[Opening Supplied records section]

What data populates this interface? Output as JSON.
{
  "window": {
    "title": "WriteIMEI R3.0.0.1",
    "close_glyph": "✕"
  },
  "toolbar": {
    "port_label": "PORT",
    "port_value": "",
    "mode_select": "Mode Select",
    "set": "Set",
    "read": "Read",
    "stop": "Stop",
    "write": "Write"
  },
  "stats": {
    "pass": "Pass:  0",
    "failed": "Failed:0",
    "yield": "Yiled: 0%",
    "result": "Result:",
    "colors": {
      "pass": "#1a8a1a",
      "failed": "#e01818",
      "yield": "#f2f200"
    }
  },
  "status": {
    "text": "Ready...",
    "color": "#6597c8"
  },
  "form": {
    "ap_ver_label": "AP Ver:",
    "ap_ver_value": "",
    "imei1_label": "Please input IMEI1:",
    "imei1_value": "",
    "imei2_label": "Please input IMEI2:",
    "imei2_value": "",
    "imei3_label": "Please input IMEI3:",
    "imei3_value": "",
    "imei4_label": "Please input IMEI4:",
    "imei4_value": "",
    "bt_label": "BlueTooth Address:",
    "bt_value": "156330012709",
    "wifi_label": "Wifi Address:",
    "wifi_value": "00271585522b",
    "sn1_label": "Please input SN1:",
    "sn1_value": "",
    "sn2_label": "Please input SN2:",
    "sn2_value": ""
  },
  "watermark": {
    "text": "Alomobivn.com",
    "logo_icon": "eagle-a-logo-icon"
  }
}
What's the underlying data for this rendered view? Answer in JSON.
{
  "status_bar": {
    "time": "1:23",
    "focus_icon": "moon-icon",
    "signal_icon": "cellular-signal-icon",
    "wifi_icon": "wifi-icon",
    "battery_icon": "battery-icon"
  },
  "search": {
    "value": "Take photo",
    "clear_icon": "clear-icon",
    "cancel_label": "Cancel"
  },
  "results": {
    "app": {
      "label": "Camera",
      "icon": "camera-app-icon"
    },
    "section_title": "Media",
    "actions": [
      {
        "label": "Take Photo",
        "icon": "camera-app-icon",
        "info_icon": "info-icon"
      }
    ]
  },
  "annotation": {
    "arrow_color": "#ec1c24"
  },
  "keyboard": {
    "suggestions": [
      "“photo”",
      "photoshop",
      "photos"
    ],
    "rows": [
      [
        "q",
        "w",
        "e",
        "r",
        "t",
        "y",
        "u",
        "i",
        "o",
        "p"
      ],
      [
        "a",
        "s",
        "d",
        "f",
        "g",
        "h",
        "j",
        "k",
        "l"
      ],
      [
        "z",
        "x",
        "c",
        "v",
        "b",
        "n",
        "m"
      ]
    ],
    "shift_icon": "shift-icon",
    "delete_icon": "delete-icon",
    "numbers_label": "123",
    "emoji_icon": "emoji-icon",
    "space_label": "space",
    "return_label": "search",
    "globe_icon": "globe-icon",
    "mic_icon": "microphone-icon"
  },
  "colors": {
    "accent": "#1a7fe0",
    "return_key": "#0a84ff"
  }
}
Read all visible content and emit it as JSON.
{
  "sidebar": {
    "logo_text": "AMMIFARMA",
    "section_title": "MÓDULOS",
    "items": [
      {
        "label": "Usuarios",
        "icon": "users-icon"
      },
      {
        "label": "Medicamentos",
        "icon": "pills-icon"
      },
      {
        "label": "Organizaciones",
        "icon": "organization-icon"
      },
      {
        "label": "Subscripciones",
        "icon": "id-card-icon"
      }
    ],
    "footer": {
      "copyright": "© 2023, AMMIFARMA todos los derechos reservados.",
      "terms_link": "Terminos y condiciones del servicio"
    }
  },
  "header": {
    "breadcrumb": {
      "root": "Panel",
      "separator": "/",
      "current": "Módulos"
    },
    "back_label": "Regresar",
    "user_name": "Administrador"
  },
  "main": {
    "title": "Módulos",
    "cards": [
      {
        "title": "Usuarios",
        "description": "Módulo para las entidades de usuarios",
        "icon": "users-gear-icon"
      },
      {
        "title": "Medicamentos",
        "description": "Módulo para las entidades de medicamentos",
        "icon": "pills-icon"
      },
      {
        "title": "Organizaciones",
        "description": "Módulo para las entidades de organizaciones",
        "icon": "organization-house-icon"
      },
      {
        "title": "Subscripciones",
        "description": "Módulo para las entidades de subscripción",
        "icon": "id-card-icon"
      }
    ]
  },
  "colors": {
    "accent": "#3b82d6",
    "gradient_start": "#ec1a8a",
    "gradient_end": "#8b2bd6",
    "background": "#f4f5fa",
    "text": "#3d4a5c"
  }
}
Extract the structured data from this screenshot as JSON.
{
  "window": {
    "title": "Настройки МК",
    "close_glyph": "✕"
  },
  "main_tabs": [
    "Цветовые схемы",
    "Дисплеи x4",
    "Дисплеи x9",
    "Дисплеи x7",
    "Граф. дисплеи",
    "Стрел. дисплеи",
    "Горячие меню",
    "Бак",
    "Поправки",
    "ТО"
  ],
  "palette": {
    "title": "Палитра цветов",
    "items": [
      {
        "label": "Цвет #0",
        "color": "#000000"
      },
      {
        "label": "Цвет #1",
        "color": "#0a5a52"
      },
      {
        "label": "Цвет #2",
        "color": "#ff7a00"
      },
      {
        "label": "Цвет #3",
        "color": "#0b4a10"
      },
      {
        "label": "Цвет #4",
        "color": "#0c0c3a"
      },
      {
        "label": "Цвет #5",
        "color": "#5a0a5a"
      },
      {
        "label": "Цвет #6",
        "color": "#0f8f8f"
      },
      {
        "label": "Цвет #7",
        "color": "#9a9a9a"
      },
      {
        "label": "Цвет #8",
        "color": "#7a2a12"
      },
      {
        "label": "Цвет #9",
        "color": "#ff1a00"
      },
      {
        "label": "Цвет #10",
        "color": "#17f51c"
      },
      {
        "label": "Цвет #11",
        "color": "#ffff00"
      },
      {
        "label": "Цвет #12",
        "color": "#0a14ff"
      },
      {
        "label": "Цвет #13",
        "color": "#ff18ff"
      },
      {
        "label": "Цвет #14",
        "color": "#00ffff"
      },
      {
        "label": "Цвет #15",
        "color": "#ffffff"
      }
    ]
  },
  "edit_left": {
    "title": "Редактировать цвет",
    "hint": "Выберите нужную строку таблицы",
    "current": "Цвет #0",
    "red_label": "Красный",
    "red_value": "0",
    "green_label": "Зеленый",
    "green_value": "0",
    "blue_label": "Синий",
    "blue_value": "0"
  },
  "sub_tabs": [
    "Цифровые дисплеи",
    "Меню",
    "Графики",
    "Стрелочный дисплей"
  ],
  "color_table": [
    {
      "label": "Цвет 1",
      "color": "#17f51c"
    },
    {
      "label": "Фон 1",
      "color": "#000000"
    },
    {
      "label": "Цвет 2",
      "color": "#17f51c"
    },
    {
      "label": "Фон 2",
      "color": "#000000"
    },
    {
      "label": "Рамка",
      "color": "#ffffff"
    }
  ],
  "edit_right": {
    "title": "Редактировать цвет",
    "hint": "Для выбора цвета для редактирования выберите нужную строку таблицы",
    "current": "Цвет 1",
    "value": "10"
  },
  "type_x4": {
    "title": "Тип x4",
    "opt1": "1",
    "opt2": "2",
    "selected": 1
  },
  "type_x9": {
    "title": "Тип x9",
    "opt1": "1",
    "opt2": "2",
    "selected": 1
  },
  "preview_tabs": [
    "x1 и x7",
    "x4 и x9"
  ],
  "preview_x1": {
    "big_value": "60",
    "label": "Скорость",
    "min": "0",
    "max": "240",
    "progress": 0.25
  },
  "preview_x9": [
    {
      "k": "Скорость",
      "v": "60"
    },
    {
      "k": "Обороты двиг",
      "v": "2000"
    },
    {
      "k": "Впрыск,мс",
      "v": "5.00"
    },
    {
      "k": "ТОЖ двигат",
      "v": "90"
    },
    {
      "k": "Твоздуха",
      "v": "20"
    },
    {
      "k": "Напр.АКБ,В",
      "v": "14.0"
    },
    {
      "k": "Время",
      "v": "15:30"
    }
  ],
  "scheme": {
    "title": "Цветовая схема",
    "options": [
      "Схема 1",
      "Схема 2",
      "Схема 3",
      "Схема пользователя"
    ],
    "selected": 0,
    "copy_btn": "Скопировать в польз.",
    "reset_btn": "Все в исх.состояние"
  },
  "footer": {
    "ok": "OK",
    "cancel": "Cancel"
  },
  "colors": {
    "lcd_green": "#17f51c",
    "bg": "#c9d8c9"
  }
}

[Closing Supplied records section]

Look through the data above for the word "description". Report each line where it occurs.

Response to the task
        "description": "Módulo para las entidades de usuarios",
        "description": "Módulo para las entidades de medicamentos",
        "description": "Módulo para las entidades de organizaciones",
        "description": "Módulo para las entidades de subscripción",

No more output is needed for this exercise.